This week TRW Inc. named the winner of a contest that has a prize worth more than $1 million. Although the competition attracted a good number of entrants, not everybody thinks it was such a swell idea.
TRW asked architecture firms to compete against each other for the job of designing its new world headquarters in Lyndhurst, Ohio, a Cleveland suburb. A seven-member selection committee considered 50 or so candidates and came up with four finalists, each of which submitted a plan for the building.
"All of the final eight were very good," said Jack Gearhart, who headed the committee and is in charge of the headquarters project. "It was extremely difficult to select the final four." The winner: Fujikawa Conterato Lohan & Associates in Chicago.
The practice of architects entering organized competitions to win the right to design public projects is a long-accepted exercise. But now a growing number of corporations, such as TRW, are holding competitions of their own. It's a switch from the "old days, when companies called and said, 'Would you like to do our job?'" says Timothy L. Horn, an architect with Brubaker/Brandt Inc., a Columbus, Ohio, firm that was a finalist in the TRW competition.

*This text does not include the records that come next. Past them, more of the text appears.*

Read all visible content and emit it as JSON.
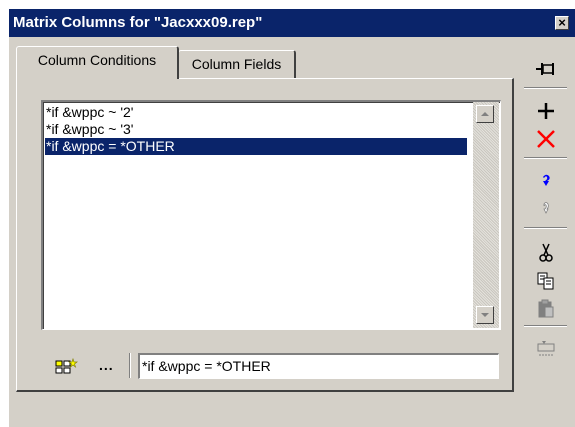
{
  "window": {
    "title": "Matrix Columns for \"Jacxxx09.rep\"",
    "close_label": "×"
  },
  "tabs": [
    {
      "label": "Column Conditions",
      "active": true
    },
    {
      "label": "Column Fields",
      "active": false
    }
  ],
  "conditions": {
    "items": [
      "*if &wppc ~ '2'",
      "*if &wppc ~ '3'",
      "*if &wppc = *OTHER"
    ],
    "selected_index": 2
  },
  "editor": {
    "ellipsis_label": "...",
    "expression_value": "*if &wppc = *OTHER"
  },
  "toolbar": {
    "buttons": [
      {
        "name": "pin-icon",
        "enabled": true
      },
      {
        "name": "add-icon",
        "enabled": true
      },
      {
        "name": "delete-icon",
        "enabled": true
      },
      {
        "name": "move-up-icon",
        "enabled": true
      },
      {
        "name": "move-down-icon",
        "enabled": false
      },
      {
        "name": "cut-icon",
        "enabled": true
      },
      {
        "name": "copy-icon",
        "enabled": true
      },
      {
        "name": "paste-icon",
        "enabled": false
      },
      {
        "name": "rename-icon",
        "enabled": false
      }
    ]
  },
  "colors": {
    "titlebar": "#0a246a",
    "selection": "#0a246a",
    "face": "#d4d0c8",
    "delete_red": "#ff0000",
    "arrow_blue": "#0000ff"
  }
}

Some architects aren't as enthusiastic about corporate competitions as the corporations are, however. "Generally speaking, we don't like them," said a member of a leading architectural firm. That's partly because architects must invest a lot of time and money drawing up sketches and making scale models of corporate buildings without any guarantee that the client will select their work. (Clients usually fund only a small portion of an architect's expense for these sketches and models, which can range from $60,000 to $100,000.)
Mark Cameron, marketing manager of The Architects Collaborative, a Cambridge, Mass., firm, says architectural competition "are the worst way we can spend our marketing dollar" because of "the gamble we take." Still, his firm entered and won the 1973 competition to design Johns-Manville Co.'s corporate headquarters near Denver.
The risks also haven't deterred Fujikawa Conterato Lohan & Associates, which won the McDonald's Corp. headquarters competition in 1978. Melvin J. Wilson, an associate, says his firm overspent by a healthy sum the $40,000 allowance TRW gave each finalist. But he says the contract will be worth "certainly more than $1 million and probably closer to $2 million."
Beyond the expense involved, some architects consider the competitions degrading. "Companies wouldn't ask lawyers or doctors to give them a sample of their work for nothing," says Cameron of The Architects Collaborative. "When you start handing it out for free, you defeat the purpose of handling the work on a professional level."
Corporations see nothing wrong with competitions, however. TRW, for example, must submit designs of electronic and aerospace systems to government contractors when it bids competitively for space and defense work. Gearhart says TRW finds that this type of competition "enhances creativity." It also gives the winner access to the losers' designs, from which they can pick and choose ideas.
One advantage of a competition is that it gives a company more of a say in the design process. Arco Chemical Co., a division of Atlantic Richfield Co., held an architects' competition three years ago to select the firm to design its research and engineering center on a 313-acre parcel of land about 15 miles west of Philadelphia.
The Arco chemical site is surrounded by large estates and contains a wide belt of woods, a couple of meadows and several stone cottages. "We didn't buy that piece of land to have an ordinary thing put on it," says Peter A. Zambelli, an Atlantic Richfield public affairs manager and a member of the final selection committee. But, he adds, "You'd be surprised at the number of architects that wiped out the site and essentially said, 'Here's your monument to me.'"
Davis, Brody & Associates, the architect arco Chemical selected, "had the greatest sensitivity to the site," Zambelli said. Employes can look out the center's windows and enjoy a sense of daylight and a sense of vista." Davis, Brody also was a finalist in the TRW competition.
It isn't likely, however, that corporation competitions will become the standard way that companies select a designer. Although more companies are turning to them, cost is a limiting factor.
"It's easy to get a quarter- to a half-million dollars tied up in administering and holding a competition," says David O. Meeker, president of the American Institute of Architects. Consequently, he says, competitions will be restricted to major buildings of companies with "very, very substantial economic bases, and ones who want to make a strong architectural statement about their corporation."